Try it: Among the lines of the entries below, count those containing the word "women" and answer with the number only.

(Data records for software interfaces)
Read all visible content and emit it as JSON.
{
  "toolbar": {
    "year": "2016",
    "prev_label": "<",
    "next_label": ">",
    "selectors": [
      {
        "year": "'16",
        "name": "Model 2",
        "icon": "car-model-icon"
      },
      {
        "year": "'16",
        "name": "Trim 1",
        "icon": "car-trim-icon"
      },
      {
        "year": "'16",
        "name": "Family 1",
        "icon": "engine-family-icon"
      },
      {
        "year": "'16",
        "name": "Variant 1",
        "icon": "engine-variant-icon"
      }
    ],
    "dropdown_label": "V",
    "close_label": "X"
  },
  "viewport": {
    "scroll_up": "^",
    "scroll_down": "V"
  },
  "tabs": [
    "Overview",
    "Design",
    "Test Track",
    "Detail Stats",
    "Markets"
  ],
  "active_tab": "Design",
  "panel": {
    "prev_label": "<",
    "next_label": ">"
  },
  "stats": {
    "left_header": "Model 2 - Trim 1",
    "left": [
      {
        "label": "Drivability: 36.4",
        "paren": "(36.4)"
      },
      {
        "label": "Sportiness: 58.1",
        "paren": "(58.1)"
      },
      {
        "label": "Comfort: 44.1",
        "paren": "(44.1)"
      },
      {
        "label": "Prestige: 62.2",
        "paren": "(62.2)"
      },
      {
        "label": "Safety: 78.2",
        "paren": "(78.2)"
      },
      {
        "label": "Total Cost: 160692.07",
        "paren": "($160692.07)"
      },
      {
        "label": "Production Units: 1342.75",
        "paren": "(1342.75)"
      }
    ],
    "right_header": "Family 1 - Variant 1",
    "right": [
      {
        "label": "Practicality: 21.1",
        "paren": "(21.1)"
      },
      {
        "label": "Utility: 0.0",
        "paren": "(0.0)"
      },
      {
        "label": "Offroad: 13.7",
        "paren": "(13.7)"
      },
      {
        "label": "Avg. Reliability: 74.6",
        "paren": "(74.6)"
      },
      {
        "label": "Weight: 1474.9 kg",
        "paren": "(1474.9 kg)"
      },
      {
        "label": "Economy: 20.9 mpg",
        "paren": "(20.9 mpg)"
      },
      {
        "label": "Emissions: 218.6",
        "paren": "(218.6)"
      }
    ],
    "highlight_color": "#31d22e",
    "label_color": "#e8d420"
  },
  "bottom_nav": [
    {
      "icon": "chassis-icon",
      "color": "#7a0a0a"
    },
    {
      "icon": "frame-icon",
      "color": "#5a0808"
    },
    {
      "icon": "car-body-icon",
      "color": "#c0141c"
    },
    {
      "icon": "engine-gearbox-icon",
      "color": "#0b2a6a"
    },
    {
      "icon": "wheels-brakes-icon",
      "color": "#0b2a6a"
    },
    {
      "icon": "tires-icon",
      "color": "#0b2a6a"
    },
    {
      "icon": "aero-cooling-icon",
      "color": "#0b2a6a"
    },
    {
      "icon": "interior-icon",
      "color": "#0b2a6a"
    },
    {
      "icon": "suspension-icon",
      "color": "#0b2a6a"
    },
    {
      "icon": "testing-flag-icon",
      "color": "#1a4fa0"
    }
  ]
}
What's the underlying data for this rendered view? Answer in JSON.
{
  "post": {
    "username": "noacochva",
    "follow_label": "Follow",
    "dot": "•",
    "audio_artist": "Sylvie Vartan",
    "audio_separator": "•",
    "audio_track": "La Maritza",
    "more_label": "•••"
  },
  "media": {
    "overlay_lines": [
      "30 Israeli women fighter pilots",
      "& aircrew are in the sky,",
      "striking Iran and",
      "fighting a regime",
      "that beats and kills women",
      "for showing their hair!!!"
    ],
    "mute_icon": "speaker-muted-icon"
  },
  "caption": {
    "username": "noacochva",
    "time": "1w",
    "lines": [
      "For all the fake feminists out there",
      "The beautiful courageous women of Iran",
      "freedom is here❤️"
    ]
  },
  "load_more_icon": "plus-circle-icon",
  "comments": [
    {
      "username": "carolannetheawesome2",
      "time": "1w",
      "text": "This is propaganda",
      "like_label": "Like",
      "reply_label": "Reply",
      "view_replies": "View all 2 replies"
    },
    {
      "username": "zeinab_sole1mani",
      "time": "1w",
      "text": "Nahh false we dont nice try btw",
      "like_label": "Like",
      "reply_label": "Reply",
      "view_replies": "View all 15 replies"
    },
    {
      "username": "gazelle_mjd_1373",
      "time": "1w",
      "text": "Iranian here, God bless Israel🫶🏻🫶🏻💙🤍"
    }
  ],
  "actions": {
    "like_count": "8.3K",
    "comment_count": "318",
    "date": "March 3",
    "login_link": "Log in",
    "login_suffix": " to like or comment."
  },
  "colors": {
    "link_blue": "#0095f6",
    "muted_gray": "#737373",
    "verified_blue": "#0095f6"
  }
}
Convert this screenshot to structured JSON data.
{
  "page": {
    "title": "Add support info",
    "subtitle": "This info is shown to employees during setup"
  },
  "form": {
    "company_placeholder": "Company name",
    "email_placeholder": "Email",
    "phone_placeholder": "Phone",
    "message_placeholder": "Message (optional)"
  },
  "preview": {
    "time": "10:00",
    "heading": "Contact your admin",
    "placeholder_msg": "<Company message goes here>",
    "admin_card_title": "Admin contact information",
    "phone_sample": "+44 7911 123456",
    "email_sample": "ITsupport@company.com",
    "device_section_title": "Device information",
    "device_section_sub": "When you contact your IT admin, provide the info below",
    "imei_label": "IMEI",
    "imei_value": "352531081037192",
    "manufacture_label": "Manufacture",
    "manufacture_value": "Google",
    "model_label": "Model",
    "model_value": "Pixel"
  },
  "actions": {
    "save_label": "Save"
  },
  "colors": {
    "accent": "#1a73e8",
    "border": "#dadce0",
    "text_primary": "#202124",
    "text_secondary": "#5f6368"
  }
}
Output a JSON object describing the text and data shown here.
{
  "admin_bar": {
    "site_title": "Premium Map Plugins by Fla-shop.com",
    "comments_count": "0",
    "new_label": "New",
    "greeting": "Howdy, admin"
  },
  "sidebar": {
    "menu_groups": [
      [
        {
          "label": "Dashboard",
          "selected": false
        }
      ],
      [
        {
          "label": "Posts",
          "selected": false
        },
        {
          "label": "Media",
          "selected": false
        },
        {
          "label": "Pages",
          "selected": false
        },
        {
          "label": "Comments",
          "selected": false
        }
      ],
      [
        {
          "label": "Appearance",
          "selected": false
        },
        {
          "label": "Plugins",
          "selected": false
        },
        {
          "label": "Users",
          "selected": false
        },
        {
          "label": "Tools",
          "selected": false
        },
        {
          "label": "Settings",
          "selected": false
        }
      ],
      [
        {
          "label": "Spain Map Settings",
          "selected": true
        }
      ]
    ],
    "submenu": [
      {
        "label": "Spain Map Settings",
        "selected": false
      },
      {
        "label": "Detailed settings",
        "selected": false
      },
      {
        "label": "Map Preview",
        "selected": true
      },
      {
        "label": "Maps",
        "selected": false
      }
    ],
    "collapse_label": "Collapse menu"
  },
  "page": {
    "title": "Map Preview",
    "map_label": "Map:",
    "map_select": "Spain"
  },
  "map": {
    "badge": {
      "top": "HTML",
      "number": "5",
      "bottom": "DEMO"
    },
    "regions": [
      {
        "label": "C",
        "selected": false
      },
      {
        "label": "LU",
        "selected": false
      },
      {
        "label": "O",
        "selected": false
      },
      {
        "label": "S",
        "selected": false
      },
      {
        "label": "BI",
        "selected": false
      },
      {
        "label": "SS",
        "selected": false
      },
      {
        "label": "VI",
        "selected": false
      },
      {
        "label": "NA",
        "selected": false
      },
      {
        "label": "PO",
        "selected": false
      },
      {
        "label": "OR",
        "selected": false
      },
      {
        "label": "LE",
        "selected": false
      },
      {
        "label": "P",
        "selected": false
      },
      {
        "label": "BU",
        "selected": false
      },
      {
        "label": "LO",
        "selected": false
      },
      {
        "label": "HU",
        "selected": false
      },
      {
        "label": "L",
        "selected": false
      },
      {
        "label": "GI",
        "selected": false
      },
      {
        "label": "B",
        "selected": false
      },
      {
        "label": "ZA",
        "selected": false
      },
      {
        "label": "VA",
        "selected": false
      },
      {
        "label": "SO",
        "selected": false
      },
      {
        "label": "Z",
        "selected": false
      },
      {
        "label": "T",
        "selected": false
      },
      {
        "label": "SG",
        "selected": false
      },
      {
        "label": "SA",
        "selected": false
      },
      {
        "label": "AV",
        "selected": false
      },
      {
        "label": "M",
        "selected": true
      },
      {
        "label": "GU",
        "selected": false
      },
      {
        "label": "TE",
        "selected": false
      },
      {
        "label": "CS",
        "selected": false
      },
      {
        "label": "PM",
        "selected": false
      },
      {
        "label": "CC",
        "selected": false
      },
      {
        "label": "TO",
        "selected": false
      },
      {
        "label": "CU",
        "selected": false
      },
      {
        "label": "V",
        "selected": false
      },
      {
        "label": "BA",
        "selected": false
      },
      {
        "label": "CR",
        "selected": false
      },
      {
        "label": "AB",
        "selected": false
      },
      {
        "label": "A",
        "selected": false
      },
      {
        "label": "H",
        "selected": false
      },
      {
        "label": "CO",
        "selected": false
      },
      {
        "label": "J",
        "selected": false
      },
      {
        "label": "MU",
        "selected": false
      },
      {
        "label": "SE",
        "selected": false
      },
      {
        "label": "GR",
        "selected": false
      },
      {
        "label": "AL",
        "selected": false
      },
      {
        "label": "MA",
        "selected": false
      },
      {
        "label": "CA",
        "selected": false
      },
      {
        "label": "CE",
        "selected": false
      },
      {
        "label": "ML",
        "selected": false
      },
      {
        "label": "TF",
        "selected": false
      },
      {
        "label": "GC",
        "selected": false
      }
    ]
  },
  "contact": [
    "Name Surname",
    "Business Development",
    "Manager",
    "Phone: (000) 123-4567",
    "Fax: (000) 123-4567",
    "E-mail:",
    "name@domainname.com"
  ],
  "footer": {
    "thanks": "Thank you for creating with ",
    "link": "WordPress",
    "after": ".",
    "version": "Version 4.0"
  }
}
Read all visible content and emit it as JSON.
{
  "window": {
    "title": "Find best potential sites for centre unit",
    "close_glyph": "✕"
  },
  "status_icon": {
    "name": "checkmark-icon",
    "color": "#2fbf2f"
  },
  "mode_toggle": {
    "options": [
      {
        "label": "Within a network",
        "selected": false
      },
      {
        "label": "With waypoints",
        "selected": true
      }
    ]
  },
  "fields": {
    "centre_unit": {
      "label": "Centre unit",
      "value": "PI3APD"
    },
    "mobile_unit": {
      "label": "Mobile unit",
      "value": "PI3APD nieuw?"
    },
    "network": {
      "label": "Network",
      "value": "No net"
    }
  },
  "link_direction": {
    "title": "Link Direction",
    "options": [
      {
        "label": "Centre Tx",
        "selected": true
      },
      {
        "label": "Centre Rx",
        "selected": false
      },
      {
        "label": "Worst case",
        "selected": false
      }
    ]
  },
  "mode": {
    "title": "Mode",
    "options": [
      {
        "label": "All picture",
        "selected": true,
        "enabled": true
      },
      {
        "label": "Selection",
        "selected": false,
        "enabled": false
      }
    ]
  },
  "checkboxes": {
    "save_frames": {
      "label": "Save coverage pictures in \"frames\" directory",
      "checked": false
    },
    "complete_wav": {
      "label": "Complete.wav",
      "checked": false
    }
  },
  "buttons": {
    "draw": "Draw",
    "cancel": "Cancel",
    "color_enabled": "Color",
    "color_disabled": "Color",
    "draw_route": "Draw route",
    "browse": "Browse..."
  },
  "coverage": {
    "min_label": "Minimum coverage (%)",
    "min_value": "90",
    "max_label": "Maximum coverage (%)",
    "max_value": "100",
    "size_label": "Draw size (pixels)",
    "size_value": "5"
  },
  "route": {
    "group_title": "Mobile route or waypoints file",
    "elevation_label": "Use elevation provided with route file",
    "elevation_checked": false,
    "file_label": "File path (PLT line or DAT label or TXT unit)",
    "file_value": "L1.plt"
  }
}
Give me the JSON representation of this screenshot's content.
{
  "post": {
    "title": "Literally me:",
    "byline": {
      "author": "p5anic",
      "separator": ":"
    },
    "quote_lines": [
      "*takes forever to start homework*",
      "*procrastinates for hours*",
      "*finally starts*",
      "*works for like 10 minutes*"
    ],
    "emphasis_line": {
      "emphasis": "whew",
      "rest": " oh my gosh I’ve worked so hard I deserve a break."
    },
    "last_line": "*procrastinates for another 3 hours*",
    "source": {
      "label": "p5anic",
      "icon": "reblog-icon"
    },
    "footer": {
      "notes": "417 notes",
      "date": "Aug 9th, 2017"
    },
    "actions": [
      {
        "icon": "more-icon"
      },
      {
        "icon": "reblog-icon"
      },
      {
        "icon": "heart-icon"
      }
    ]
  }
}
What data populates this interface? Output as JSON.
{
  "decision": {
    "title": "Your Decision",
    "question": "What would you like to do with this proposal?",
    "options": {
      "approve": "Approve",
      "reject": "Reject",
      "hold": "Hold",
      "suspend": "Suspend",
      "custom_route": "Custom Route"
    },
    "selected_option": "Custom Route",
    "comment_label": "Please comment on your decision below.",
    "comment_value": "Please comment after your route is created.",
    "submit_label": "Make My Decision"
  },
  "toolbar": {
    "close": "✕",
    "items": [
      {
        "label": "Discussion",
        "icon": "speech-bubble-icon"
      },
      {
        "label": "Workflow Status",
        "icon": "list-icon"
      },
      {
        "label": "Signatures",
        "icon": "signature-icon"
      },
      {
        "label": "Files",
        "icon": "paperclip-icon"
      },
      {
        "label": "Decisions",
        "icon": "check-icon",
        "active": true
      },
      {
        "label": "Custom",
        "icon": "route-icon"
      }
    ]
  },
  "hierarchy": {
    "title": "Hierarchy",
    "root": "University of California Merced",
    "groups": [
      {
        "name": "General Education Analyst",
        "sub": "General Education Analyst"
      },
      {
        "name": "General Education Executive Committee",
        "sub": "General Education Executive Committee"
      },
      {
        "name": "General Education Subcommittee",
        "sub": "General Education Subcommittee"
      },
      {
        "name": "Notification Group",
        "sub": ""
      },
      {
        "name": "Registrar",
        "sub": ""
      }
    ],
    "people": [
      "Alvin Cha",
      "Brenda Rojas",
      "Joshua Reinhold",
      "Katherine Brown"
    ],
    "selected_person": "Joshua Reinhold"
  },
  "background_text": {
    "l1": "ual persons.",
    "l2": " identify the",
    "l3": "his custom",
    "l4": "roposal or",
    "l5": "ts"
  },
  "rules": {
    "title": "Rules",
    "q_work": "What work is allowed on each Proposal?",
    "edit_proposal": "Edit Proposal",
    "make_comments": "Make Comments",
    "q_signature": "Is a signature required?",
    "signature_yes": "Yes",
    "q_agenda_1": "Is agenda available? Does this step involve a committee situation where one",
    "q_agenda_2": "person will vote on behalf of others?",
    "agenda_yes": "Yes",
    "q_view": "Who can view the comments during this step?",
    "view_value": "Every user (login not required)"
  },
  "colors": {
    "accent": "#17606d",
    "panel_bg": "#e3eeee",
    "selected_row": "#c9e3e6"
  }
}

Problem solution: 3